**PROBLEM DETAILS:** Which lines of the entries below include "Alle"? List them all.

**RECORD EXTRACTS:**
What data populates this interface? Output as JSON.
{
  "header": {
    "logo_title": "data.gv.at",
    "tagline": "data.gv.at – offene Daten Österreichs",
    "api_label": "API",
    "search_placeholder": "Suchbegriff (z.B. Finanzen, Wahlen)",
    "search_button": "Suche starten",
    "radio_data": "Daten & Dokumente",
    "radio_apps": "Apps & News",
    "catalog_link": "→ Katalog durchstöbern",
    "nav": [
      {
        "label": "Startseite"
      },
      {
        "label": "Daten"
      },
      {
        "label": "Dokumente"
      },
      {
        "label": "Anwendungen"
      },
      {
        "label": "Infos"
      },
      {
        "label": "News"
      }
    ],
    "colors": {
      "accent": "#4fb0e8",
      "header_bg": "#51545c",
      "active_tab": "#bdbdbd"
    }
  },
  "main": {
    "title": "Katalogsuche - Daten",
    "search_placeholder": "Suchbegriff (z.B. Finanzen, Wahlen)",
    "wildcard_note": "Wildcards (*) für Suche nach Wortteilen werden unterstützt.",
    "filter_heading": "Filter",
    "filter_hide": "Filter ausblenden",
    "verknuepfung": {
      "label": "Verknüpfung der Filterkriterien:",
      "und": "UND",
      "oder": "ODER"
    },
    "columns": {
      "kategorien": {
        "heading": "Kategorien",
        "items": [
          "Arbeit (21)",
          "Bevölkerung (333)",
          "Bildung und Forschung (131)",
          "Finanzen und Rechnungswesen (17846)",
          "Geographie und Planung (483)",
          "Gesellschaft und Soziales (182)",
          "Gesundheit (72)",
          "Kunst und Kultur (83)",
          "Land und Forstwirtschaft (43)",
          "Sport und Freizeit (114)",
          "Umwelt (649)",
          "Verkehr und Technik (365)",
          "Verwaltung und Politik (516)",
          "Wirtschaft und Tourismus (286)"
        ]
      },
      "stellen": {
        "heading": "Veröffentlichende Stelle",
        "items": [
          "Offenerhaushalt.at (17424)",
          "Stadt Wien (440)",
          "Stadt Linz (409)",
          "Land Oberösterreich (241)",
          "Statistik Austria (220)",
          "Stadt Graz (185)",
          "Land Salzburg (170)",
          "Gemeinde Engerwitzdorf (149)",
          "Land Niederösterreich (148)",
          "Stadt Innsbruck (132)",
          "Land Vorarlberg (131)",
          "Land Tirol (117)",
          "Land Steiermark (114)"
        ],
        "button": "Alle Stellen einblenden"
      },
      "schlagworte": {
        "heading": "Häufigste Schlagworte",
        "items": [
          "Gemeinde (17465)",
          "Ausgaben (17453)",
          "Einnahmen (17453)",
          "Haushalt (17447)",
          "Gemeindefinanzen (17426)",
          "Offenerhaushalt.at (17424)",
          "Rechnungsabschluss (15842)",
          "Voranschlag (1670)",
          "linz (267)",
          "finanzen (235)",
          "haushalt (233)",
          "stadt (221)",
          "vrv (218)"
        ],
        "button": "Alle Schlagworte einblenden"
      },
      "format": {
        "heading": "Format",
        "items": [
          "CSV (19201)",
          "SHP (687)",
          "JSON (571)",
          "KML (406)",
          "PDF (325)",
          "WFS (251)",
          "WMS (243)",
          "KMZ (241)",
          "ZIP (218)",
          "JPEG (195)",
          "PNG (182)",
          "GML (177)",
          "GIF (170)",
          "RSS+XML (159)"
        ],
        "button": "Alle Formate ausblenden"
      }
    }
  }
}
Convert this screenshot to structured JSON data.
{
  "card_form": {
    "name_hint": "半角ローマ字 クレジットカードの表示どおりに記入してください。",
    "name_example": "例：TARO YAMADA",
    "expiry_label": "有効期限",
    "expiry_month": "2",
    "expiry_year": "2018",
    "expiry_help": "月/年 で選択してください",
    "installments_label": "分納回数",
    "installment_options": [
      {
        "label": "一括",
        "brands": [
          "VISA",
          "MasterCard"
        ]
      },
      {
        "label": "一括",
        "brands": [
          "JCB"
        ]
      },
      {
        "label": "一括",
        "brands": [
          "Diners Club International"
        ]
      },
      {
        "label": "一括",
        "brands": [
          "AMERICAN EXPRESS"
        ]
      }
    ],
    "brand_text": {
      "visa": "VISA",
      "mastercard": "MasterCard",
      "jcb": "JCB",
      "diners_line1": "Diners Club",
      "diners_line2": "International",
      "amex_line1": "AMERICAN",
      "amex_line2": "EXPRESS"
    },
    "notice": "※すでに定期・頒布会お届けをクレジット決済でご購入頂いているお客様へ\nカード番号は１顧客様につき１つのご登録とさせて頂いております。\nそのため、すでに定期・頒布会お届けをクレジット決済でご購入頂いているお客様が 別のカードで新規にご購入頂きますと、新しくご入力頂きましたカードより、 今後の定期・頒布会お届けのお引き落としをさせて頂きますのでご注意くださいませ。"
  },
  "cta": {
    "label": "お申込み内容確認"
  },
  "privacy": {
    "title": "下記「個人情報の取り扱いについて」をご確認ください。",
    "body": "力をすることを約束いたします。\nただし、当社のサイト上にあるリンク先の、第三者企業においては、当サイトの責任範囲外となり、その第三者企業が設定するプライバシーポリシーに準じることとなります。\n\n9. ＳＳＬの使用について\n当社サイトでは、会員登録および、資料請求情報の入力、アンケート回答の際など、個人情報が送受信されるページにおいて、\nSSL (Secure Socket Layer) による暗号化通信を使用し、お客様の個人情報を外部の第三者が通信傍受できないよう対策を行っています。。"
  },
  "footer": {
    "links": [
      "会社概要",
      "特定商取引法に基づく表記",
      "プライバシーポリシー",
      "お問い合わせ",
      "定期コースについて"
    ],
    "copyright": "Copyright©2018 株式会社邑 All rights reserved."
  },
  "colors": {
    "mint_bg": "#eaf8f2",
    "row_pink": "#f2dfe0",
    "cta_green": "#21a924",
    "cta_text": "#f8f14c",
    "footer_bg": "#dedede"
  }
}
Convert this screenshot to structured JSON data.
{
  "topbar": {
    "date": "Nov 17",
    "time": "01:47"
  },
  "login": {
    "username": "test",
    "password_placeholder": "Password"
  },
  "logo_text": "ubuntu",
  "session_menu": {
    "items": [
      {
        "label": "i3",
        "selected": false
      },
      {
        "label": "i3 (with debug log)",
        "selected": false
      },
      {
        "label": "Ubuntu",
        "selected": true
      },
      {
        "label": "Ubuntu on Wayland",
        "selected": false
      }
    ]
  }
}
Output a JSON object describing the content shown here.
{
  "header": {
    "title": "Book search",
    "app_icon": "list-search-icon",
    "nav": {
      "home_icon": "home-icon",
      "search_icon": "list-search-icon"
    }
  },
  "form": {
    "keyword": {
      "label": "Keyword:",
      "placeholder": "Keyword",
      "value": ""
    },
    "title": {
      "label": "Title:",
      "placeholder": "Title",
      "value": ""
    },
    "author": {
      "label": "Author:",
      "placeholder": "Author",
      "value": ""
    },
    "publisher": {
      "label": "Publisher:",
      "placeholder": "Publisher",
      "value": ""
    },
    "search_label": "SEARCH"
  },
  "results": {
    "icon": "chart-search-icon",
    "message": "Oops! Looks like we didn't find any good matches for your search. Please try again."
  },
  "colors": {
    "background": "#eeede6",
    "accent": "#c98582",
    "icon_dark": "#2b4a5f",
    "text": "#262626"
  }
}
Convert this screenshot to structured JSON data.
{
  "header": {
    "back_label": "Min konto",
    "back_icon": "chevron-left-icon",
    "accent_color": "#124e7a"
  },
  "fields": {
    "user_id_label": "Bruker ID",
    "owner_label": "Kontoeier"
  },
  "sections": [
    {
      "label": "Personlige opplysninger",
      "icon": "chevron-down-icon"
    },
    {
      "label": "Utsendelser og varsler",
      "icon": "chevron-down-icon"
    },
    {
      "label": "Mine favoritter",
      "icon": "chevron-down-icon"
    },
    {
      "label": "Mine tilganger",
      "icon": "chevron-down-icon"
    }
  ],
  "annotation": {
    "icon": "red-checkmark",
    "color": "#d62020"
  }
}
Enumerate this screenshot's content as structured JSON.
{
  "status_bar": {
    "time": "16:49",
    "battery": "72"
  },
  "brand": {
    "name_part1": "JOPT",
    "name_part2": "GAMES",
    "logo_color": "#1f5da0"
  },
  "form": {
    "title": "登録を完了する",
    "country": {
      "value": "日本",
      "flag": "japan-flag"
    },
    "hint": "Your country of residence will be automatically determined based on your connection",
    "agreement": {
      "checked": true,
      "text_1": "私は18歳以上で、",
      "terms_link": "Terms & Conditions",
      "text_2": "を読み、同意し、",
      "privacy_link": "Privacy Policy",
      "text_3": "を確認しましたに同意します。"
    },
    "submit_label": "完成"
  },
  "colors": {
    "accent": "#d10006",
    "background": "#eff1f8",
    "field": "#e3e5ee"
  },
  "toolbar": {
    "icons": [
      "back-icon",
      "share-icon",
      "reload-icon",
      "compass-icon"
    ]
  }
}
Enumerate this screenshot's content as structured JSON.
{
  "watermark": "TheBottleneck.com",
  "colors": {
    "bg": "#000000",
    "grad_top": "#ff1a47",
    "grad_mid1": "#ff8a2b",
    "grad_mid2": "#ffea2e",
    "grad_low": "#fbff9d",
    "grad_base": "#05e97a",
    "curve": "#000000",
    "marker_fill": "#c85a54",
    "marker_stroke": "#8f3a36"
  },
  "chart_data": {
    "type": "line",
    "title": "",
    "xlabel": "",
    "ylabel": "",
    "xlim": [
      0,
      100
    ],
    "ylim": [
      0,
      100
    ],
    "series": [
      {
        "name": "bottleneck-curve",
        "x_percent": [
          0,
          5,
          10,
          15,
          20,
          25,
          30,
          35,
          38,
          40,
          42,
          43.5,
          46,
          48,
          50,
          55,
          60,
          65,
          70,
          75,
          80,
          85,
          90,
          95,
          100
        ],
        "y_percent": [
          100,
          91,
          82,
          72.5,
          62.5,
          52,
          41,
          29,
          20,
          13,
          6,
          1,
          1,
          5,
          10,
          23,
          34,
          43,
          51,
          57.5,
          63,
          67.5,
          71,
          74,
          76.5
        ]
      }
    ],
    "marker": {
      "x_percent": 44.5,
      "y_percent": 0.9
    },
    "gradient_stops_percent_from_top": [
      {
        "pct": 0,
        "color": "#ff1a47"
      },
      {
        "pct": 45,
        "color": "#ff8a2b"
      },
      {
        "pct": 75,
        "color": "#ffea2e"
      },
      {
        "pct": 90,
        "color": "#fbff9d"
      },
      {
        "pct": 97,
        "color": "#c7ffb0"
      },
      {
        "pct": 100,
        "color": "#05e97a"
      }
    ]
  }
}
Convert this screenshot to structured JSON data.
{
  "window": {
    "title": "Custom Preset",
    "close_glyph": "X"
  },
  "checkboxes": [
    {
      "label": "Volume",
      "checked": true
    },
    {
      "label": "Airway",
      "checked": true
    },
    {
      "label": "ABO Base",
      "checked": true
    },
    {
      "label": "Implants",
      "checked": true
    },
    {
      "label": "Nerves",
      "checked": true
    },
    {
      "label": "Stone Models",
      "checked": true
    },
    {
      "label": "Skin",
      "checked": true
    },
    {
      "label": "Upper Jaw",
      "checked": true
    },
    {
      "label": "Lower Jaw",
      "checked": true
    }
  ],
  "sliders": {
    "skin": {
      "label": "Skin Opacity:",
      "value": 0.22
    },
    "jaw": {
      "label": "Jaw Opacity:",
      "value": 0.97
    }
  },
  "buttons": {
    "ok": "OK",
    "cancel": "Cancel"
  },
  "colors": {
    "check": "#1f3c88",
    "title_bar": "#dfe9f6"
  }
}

**RESPONSE FOR THIS EXERCISE:**
        "button": "Alle Stellen einblenden"
        "button": "Alle Schlagworte einblenden"
        "button": "Alle Formate ausblenden"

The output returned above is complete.